*Task instructions:*
Take each line below that has "level" and copy it.

▬▬▬▬▬▬▬▬▬▬

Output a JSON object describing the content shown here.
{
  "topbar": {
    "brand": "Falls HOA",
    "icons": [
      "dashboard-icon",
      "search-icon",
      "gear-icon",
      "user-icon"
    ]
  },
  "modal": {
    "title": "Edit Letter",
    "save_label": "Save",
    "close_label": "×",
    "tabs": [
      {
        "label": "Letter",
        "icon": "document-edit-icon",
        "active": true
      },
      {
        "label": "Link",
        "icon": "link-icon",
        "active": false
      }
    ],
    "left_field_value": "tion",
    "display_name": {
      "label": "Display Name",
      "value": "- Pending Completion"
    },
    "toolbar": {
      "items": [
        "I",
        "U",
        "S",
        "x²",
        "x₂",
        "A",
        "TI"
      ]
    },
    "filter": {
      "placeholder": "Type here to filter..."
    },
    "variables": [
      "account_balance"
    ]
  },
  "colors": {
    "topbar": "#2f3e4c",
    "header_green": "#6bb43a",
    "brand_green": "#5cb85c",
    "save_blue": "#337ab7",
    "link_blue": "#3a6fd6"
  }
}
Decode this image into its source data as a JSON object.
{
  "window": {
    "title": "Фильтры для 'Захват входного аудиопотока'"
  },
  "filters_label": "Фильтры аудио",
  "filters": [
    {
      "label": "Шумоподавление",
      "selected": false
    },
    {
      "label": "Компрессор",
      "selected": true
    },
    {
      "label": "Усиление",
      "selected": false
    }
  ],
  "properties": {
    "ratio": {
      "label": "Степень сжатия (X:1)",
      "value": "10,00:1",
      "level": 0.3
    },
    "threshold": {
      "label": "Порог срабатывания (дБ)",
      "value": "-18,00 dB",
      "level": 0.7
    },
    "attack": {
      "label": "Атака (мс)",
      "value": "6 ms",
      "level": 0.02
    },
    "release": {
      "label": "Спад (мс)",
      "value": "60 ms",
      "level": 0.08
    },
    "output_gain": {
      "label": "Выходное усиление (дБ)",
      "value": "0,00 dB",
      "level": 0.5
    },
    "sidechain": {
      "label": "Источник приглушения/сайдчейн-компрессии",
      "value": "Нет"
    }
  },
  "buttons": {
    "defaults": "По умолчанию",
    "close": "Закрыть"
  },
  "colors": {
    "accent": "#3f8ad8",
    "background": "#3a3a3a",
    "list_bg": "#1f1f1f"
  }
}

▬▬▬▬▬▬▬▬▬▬

*Answer box:*
      "level": 0.3
      "level": 0.7
      "level": 0.02
      "level": 0.08
      "level": 0.5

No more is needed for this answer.